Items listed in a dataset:
=======
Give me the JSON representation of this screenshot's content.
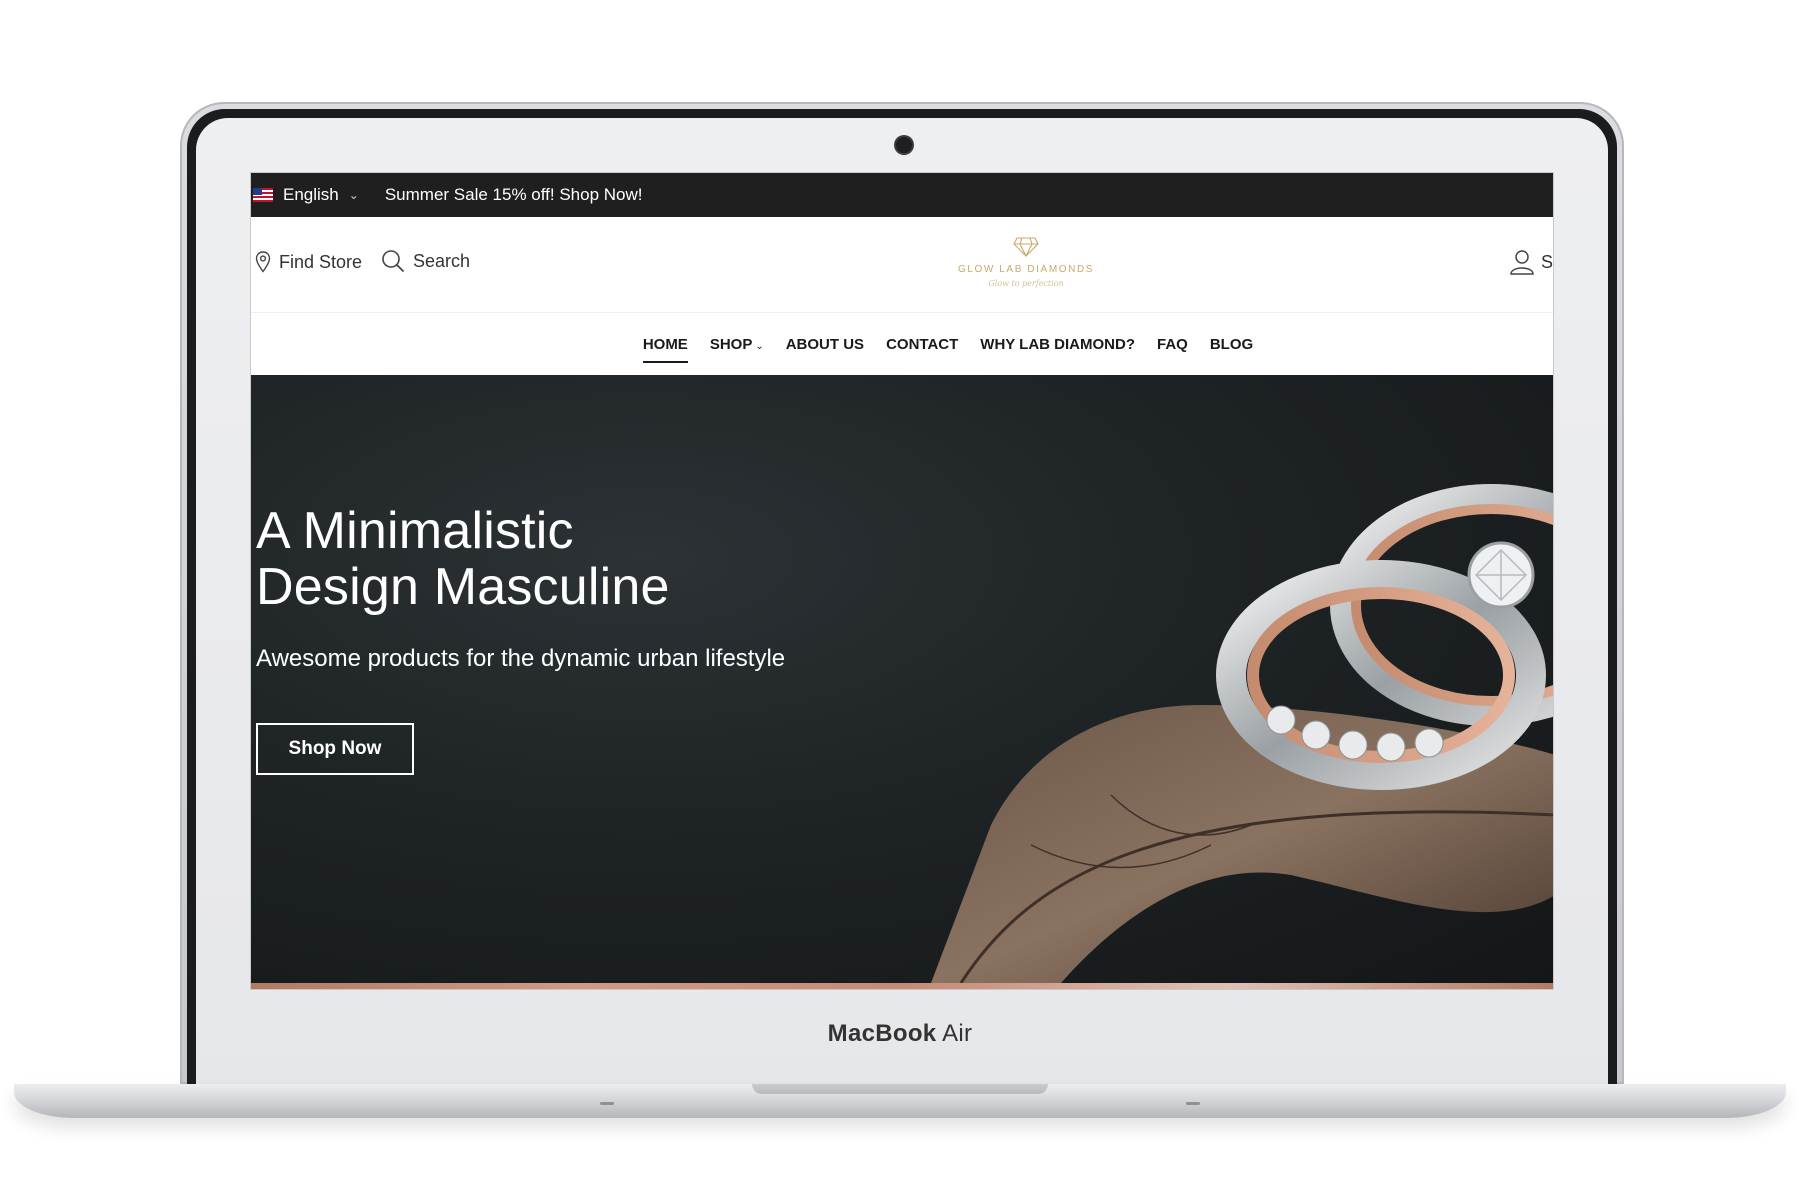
{
  "device": {
    "brand_bold": "MacBook",
    "brand_model": "Air"
  },
  "topbar": {
    "language": "English",
    "promo": "Summer Sale 15% off! Shop Now!"
  },
  "header": {
    "find_store": "Find Store",
    "search": "Search",
    "logo_text": "GLOW LAB DIAMONDS",
    "logo_tagline": "Glow to perfection",
    "account_label": "S"
  },
  "nav": {
    "items": [
      {
        "label": "HOME",
        "active": true
      },
      {
        "label": "SHOP",
        "has_dropdown": true
      },
      {
        "label": "ABOUT US"
      },
      {
        "label": "CONTACT"
      },
      {
        "label": "WHY LAB DIAMOND?"
      },
      {
        "label": "FAQ"
      },
      {
        "label": "BLOG"
      }
    ]
  },
  "hero": {
    "title_line1": "A Minimalistic",
    "title_line2": "Design Masculine",
    "subtitle": "Awesome products for the dynamic urban lifestyle",
    "cta": "Shop Now"
  },
  "colors": {
    "topbar_bg": "#1f1f1f",
    "logo_gold": "#c9a96e",
    "hero_bg": "#1e2325"
  }
}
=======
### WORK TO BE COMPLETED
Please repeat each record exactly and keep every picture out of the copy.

### OUTPUT OF THE TASK
Give me the JSON representation of this screenshot's content.
{
  "device": {
    "brand_bold": "MacBook",
    "brand_model": "Air"
  },
  "topbar": {
    "language": "English",
    "promo": "Summer Sale 15% off! Shop Now!"
  },
  "header": {
    "find_store": "Find Store",
    "search": "Search",
    "logo_text": "GLOW LAB DIAMONDS",
    "logo_tagline": "Glow to perfection",
    "account_label": "S"
  },
  "nav": {
    "items": [
      {
        "label": "HOME",
        "active": true
      },
      {
        "label": "SHOP",
        "has_dropdown": true
      },
      {
        "label": "ABOUT US"
      },
      {
        "label": "CONTACT"
      },
      {
        "label": "WHY LAB DIAMOND?"
      },
      {
        "label": "FAQ"
      },
      {
        "label": "BLOG"
      }
    ]
  },
  "hero": {
    "title_line1": "A Minimalistic",
    "title_line2": "Design Masculine",
    "subtitle": "Awesome products for the dynamic urban lifestyle",
    "cta": "Shop Now"
  },
  "colors": {
    "topbar_bg": "#1f1f1f",
    "logo_gold": "#c9a96e",
    "hero_bg": "#1e2325"
  }
}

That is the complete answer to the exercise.